“The future academic core (will) displace much of the gravel lot,” said Director of Facilities Planning Tom Mayo. Construction of Academic Building 9 will not begin until 2015 or later.
Mayo said the building will be located on the far west side of the gravel lot.
Junior business management student Tommy Twyford welcomes the construction.
“I hope the gravel lot is removed,” said Twyford, who is also president of the FGCU Lacrosse Club. “When our lacrosse guys practice out on the fields, it is difficult for some of us to breathe with the dust given off by cars in the gravel lot.”
Mayo said FGCU’s facilities will reach capacity within the next three years, even if additional Friday and Saturday courses were offered.
“We are almost out of classroom and lab-type space,” Mayo said. “We would like to build Academic (Building) 9 as soon as possible.”
According to the most recent campus master plan, the gravel parking lot and recreation field on the east side of campus will be home to future academic buildings. Mayo did not state a specific time period in which all the buildings would be built.
“My biggest question is what will this building look like, and who will pay for it?” Twyford said.
Exact designs for Academic Building 9 do not yet exist, Mayo said. “Right now the priority is expanding the Central Energy Plant.”
The Central Energy Plant, located directly south of the library, is home to an elaborate system in which water is chilled and pumped to campus facilities through underground pipes. The chilled water is used to provide climate control for the buildings, according to Jim Hehl, director of physical plant.
“We are close to maximum capacity at the current plant,” Hehl said. “It is the lifeline of the university.”
The plant was last expanded in 2008.
Underground pipes running from the Central Energy Plant to the east core of campus do not yet exist, and are a large portion of FGCU’s request for funding, Hehl said. “Usually a plant expansion does not involve new (underground) piping.”
Funding for the Central Energy Plant expansion and the construction of Academic Building 9 is determined by Florida legislators.
In early 2013, “FGCU requested $9 million for our Central Energy Plant expansion, and $2.6 million for design for an Academic Building 9,” said Vice President and Chief of Staff Susan Evans in an email. “Unfortunately … neither of these requests was funded.”
FGCU will request funding for these projects during the 2014 legislative session, according to Evans.
“Construction documents for the (Central Energy Plant) expansion will be completed by the end of the year,” Hehl said. “The challenges are mostly with funding.”
Hehl said the plant expansion may have to be scaled down if state lawmakers don’t fund the complete project.

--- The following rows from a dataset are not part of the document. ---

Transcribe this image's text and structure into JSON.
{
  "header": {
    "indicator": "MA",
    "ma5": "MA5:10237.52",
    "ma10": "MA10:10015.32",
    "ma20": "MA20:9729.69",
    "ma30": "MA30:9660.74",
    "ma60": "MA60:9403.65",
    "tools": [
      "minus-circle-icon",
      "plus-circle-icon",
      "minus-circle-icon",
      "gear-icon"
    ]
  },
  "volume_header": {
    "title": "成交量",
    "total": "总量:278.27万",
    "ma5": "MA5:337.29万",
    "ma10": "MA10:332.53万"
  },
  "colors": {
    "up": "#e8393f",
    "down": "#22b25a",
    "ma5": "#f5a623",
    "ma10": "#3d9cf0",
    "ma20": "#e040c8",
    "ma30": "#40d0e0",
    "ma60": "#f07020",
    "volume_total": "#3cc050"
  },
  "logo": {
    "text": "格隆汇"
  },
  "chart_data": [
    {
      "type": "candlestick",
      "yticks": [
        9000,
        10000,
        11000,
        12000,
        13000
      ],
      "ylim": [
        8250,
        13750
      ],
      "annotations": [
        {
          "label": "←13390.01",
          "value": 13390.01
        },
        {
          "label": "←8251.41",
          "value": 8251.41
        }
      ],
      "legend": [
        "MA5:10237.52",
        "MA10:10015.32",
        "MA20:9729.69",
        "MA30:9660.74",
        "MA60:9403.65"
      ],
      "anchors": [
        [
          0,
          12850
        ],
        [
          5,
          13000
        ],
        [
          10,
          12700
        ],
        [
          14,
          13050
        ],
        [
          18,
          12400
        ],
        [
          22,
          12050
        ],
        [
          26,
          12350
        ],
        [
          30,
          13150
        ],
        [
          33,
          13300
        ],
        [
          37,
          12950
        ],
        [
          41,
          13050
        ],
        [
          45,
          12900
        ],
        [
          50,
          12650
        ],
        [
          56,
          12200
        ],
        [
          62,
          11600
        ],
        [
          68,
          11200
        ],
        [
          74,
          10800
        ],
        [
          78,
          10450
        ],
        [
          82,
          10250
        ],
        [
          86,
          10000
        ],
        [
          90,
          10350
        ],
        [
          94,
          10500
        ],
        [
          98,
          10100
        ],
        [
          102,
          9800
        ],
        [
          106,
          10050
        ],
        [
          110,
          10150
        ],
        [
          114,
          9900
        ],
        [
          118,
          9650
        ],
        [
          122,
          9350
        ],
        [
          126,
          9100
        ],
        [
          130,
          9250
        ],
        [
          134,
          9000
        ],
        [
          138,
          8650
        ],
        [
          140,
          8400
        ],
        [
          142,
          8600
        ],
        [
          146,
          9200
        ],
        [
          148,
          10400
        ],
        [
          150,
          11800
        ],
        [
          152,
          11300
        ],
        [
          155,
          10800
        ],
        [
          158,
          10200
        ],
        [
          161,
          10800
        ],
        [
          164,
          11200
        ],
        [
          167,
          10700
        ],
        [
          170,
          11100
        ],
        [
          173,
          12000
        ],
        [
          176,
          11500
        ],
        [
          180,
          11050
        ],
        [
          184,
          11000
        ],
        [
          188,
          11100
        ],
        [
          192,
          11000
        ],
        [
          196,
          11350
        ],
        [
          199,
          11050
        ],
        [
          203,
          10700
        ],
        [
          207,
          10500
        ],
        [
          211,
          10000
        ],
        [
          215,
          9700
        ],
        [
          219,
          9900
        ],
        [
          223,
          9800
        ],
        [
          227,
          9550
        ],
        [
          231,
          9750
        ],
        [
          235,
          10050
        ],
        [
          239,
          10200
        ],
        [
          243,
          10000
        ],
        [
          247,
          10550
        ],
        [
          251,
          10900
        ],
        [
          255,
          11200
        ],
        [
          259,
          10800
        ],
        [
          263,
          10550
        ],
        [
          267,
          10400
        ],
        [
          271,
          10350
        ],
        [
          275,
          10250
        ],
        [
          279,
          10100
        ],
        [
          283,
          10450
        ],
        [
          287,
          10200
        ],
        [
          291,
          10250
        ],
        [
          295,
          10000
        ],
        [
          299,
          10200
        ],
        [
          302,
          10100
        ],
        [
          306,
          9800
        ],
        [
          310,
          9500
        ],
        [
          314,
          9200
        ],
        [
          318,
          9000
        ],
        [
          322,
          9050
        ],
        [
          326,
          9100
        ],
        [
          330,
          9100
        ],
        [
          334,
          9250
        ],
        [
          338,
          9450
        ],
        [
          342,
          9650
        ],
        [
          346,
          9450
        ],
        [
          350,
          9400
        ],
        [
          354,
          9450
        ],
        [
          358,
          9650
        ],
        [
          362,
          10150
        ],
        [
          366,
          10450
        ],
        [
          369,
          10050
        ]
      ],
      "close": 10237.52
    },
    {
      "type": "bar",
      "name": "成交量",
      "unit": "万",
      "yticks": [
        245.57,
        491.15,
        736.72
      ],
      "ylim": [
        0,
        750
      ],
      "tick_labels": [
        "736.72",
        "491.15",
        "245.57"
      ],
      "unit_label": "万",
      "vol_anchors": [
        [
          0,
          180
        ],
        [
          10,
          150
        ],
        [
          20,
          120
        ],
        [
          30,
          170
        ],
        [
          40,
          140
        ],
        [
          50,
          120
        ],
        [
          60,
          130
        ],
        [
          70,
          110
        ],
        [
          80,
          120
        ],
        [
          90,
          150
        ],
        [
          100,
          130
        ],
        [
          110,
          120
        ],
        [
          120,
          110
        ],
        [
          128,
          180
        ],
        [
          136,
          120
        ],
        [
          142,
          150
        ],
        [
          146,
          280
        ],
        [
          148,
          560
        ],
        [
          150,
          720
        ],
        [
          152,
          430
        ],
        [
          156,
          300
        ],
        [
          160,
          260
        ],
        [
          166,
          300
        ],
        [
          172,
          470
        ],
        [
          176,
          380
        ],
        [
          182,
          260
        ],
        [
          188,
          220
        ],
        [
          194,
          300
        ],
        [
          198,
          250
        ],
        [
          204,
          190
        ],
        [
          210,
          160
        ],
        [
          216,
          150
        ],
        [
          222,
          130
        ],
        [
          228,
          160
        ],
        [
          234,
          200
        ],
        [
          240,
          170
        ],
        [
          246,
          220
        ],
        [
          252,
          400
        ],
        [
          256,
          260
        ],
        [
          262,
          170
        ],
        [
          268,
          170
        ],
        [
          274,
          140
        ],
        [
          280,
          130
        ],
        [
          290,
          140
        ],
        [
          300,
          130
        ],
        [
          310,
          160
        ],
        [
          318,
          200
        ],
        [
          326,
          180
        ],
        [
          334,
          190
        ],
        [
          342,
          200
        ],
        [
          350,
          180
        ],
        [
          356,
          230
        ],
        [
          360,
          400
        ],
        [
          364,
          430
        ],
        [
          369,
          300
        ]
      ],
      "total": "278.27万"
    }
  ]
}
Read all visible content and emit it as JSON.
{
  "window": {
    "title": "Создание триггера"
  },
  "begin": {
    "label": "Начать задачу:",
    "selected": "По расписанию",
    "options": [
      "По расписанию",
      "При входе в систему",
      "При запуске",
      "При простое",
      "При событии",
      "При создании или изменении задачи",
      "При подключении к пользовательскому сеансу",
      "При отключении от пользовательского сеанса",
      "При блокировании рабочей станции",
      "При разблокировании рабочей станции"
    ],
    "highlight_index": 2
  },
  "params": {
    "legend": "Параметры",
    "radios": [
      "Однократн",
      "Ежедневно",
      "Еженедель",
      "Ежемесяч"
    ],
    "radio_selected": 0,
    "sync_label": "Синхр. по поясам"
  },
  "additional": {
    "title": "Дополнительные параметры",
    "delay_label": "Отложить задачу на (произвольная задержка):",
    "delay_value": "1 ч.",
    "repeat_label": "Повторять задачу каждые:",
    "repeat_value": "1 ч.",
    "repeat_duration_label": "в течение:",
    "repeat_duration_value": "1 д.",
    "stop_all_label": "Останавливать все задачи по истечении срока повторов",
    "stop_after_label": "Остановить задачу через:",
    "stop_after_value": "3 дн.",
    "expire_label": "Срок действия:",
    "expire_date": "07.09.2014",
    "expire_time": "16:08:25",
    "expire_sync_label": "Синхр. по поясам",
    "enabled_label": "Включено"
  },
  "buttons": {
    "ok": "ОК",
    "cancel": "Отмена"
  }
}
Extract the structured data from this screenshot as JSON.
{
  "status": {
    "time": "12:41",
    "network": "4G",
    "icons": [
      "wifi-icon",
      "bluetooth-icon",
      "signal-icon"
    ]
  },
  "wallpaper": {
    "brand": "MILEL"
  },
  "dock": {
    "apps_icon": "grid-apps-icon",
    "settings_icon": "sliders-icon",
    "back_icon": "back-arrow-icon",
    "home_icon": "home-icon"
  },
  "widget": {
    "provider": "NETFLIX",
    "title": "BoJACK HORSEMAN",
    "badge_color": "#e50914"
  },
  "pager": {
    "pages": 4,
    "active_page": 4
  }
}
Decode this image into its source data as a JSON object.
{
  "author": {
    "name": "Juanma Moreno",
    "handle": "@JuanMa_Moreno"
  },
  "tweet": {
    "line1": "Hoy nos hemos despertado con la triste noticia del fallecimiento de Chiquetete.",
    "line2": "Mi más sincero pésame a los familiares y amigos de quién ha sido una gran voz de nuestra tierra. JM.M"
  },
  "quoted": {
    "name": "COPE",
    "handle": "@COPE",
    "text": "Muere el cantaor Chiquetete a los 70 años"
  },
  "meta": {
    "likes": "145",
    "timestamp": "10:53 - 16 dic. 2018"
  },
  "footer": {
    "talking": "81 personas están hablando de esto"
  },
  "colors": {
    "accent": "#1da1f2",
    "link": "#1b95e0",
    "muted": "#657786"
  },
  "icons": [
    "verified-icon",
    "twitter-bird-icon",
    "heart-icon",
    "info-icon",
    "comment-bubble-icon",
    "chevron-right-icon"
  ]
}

“The Central Energy Plant expansion is planned to be able to accommodate all future growth in the east core of campus,” Hehl said. “If the state does not fully fund the expansion, we have plans to scale it back and only accommodate Academic Building 9 for the time being.” Doing so would not be cost-effective, Hehl added.
Mayo said the east core of campus is part of the “upper portion of (FGCU’s) build-out.”
“We are trying to look out for students generations from now,” Mayo said. “For us to move ahead, it is contingent on our legislators to provide funding.”
Florida’s 2014 legislative session is scheduled to begin in March 2014.